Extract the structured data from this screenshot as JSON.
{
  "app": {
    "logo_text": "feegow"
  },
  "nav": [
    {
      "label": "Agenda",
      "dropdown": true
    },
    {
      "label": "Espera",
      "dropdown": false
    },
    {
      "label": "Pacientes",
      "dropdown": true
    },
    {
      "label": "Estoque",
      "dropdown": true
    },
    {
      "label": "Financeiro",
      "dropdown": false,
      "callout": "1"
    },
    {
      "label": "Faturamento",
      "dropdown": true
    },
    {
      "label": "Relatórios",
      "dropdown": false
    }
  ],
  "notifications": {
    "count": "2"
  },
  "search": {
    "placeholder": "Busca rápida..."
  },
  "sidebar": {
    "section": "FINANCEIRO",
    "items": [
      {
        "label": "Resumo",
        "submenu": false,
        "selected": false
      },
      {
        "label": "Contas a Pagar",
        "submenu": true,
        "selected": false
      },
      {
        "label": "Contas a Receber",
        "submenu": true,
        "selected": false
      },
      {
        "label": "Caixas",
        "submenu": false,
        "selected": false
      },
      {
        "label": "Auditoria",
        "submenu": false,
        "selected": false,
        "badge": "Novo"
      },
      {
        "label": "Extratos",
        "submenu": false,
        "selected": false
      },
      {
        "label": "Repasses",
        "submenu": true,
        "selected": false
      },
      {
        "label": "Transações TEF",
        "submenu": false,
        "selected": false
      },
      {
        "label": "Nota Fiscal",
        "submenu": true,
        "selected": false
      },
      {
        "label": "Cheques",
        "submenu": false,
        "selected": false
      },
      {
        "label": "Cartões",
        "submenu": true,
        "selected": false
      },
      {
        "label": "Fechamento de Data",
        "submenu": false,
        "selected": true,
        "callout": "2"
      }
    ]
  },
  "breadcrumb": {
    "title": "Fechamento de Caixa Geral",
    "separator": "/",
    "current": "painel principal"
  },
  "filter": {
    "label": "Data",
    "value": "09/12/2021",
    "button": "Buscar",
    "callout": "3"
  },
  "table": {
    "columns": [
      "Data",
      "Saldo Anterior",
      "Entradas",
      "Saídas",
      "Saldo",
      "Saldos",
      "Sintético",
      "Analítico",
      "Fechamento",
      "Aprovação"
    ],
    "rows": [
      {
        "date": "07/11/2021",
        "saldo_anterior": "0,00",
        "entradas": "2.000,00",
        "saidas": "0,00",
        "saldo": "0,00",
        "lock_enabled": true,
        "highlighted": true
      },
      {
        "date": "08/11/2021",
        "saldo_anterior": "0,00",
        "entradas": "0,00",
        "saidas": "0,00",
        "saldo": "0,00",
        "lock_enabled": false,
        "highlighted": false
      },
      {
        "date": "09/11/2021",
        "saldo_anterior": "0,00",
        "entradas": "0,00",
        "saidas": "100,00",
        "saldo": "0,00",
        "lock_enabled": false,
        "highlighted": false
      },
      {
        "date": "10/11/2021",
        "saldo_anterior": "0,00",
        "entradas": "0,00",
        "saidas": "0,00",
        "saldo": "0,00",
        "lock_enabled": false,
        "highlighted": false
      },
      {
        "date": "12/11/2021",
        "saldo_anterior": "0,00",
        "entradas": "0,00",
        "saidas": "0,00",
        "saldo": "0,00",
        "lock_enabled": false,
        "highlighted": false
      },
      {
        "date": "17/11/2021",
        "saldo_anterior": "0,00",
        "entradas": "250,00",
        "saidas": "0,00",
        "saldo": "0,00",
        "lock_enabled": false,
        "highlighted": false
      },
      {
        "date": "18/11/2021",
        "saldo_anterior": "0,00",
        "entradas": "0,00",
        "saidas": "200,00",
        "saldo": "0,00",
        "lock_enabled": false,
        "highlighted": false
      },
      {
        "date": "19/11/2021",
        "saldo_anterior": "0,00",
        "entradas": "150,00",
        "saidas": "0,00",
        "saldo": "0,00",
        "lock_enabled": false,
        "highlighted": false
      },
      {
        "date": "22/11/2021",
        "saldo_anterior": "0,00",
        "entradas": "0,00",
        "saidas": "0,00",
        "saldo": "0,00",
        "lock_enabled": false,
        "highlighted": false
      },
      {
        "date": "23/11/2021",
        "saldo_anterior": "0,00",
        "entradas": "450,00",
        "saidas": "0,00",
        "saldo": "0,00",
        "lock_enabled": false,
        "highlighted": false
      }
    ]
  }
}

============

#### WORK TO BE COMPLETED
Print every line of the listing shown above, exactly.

#### FINAL ANSWER
Extract the structured data from this screenshot as JSON.
{
  "app": {
    "logo_text": "feegow"
  },
  "nav": [
    {
      "label": "Agenda",
      "dropdown": true
    },
    {
      "label": "Espera",
      "dropdown": false
    },
    {
      "label": "Pacientes",
      "dropdown": true
    },
    {
      "label": "Estoque",
      "dropdown": true
    },
    {
      "label": "Financeiro",
      "dropdown": false,
      "callout": "1"
    },
    {
      "label": "Faturamento",
      "dropdown": true
    },
    {
      "label": "Relatórios",
      "dropdown": false
    }
  ],
  "notifications": {
    "count": "2"
  },
  "search": {
    "placeholder": "Busca rápida..."
  },
  "sidebar": {
    "section": "FINANCEIRO",
    "items": [
      {
        "label": "Resumo",
        "submenu": false,
        "selected": false
      },
      {
        "label": "Contas a Pagar",
        "submenu": true,
        "selected": false
      },
      {
        "label": "Contas a Receber",
        "submenu": true,
        "selected": false
      },
      {
        "label": "Caixas",
        "submenu": false,
        "selected": false
      },
      {
        "label": "Auditoria",
        "submenu": false,
        "selected": false,
        "badge": "Novo"
      },
      {
        "label": "Extratos",
        "submenu": false,
        "selected": false
      },
      {
        "label": "Repasses",
        "submenu": true,
        "selected": false
      },
      {
        "label": "Transações TEF",
        "submenu": false,
        "selected": false
      },
      {
        "label": "Nota Fiscal",
        "submenu": true,
        "selected": false
      },
      {
        "label": "Cheques",
        "submenu": false,
        "selected": false
      },
      {
        "label": "Cartões",
        "submenu": true,
        "selected": false
      },
      {
        "label": "Fechamento de Data",
        "submenu": false,
        "selected": true,
        "callout": "2"
      }
    ]
  },
  "breadcrumb": {
    "title": "Fechamento de Caixa Geral",
    "separator": "/",
    "current": "painel principal"
  },
  "filter": {
    "label": "Data",
    "value": "09/12/2021",
    "button": "Buscar",
    "callout": "3"
  },
  "table": {
    "columns": [
      "Data",
      "Saldo Anterior",
      "Entradas",
      "Saídas",
      "Saldo",
      "Saldos",
      "Sintético",
      "Analítico",
      "Fechamento",
      "Aprovação"
    ],
    "rows": [
      {
        "date": "07/11/2021",
        "saldo_anterior": "0,00",
        "entradas": "2.000,00",
        "saidas": "0,00",
        "saldo": "0,00",
        "lock_enabled": true,
        "highlighted": true
      },
      {
        "date": "08/11/2021",
        "saldo_anterior": "0,00",
        "entradas": "0,00",
        "saidas": "0,00",
        "saldo": "0,00",
        "lock_enabled": false,
        "highlighted": false
      },
      {
        "date": "09/11/2021",
        "saldo_anterior": "0,00",
        "entradas": "0,00",
        "saidas": "100,00",
        "saldo": "0,00",
        "lock_enabled": false,
        "highlighted": false
      },
      {
        "date": "10/11/2021",
        "saldo_anterior": "0,00",
        "entradas": "0,00",
        "saidas": "0,00",
        "saldo": "0,00",
        "lock_enabled": false,
        "highlighted": false
      },
      {
        "date": "12/11/2021",
        "saldo_anterior": "0,00",
        "entradas": "0,00",
        "saidas": "0,00",
        "saldo": "0,00",
        "lock_enabled": false,
        "highlighted": false
      },
      {
        "date": "17/11/2021",
        "saldo_anterior": "0,00",
        "entradas": "250,00",
        "saidas": "0,00",
        "saldo": "0,00",
        "lock_enabled": false,
        "highlighted": false
      },
      {
        "date": "18/11/2021",
        "saldo_anterior": "0,00",
        "entradas": "0,00",
        "saidas": "200,00",
        "saldo": "0,00",
        "lock_enabled": false,
        "highlighted": false
      },
      {
        "date": "19/11/2021",
        "saldo_anterior": "0,00",
        "entradas": "150,00",
        "saidas": "0,00",
        "saldo": "0,00",
        "lock_enabled": false,
        "highlighted": false
      },
      {
        "date": "22/11/2021",
        "saldo_anterior": "0,00",
        "entradas": "0,00",
        "saidas": "0,00",
        "saldo": "0,00",
        "lock_enabled": false,
        "highlighted": false
      },
      {
        "date": "23/11/2021",
        "saldo_anterior": "0,00",
        "entradas": "450,00",
        "saidas": "0,00",
        "saldo": "0,00",
        "lock_enabled": false,
        "highlighted": false
      }
    ]
  }
}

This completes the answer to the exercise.